•Do what he did as superintendent of the Iredell-Statesville, N.C. school district in less than seven years: Relentlessly pursue closing gaps in math and reading between Jefferson County’s white and black students.

•Require the districts’ highly paid leaders to develop and publicize their plan to close the gap.

•Convene a task force that will hold public hearings to gather input from all stakeholders in the district: students, parents, teachers, clergy, business and political leaders, teachers, objective researchers and taxpayers.

•Require the district to set a timetable and deadlines for closing the gap.


There is not a thing wrong with citizens expressing their opinions.

But this cynical advocacy favors rallying town hall refugees to pressure school leaders while BIPPS argues against adequate resources. It is disingenuous, at least, but probably worse.

The public schools in Kentucky would exist on greatly reduced funding if the Bluegrass Institute had its way. Vouchers for private religious schools would abound if the Bluegrass Institute had its way. The Kentucky Education Association would not exist if the Bluegrass Institute had its way. If the Bluegrass Institute had its way, I suspect they'd put the system on life support and monitor the the schools using every measure available....if only to know when the patient was dead.

I've got an idea. Call Jim Waters, director of policy and communications for the Bluegrass Institute, at (270) 782-2140 and tell him we'll believe his new found concern for the achievement gap when he speaks out in favor of adequate funding for each and every Kentucky school child; that he opposes any move to teach any specific religious views, including intelligent design, in the public schools; and that the Bluegrass Institute will support healthcare options for all American citizens .

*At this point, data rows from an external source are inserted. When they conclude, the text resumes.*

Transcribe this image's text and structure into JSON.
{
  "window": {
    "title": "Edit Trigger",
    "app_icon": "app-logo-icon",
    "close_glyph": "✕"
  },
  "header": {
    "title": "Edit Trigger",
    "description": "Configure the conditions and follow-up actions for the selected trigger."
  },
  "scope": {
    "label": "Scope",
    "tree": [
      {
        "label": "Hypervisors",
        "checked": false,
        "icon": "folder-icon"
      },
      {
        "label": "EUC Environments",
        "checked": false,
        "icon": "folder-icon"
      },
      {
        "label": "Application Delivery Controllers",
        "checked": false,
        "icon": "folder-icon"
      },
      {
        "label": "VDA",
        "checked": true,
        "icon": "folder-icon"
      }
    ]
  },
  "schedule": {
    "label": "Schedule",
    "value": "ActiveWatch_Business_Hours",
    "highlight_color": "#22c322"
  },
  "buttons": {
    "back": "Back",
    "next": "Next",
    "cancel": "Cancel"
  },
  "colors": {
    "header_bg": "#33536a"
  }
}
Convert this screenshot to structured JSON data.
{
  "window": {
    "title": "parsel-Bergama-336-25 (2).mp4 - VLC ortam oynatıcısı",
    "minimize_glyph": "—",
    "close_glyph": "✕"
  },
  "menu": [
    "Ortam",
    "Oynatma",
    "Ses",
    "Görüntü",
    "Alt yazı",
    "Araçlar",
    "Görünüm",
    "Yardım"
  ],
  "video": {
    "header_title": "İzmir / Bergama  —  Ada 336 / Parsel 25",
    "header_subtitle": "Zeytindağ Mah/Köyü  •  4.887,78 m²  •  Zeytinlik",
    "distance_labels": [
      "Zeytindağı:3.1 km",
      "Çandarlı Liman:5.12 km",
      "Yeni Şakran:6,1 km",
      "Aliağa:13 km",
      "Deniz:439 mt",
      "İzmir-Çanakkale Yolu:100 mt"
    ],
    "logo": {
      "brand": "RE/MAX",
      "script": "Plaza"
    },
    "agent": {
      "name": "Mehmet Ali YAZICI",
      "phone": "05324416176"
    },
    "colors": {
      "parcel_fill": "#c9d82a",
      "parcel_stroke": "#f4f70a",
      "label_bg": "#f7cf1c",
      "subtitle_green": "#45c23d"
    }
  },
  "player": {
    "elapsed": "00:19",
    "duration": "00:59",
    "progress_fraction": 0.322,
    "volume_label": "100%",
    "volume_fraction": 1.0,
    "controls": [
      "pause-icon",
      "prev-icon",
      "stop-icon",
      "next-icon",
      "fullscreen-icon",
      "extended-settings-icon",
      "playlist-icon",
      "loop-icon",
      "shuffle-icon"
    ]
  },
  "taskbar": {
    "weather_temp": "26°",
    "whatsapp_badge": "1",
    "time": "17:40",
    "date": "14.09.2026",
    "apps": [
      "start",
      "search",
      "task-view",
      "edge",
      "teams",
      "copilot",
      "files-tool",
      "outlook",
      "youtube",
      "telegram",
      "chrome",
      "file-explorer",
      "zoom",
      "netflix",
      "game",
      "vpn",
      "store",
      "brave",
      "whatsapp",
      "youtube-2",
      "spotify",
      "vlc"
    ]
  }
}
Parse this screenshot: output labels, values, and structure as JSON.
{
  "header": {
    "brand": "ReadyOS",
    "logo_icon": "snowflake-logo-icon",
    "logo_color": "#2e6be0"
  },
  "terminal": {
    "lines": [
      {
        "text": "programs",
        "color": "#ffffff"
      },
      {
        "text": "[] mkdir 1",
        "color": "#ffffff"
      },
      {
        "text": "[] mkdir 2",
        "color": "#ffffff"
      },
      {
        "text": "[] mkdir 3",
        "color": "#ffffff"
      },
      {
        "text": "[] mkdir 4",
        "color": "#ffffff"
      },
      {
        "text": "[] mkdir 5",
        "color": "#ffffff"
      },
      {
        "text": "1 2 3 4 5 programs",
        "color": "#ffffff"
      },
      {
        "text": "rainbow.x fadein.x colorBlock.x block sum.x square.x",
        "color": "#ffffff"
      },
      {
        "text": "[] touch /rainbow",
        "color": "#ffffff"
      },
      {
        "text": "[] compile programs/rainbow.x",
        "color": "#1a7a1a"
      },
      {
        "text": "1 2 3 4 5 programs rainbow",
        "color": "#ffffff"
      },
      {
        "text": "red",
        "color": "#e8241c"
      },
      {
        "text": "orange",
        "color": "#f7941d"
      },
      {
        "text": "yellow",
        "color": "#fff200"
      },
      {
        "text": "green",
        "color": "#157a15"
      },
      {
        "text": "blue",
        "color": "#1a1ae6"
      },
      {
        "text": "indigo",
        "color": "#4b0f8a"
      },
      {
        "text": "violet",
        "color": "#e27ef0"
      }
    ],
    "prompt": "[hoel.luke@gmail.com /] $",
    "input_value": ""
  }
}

Prefer to email him? Try this, jwaters@freedomkentucky.com.

SOURCE: BIPPS Action Alert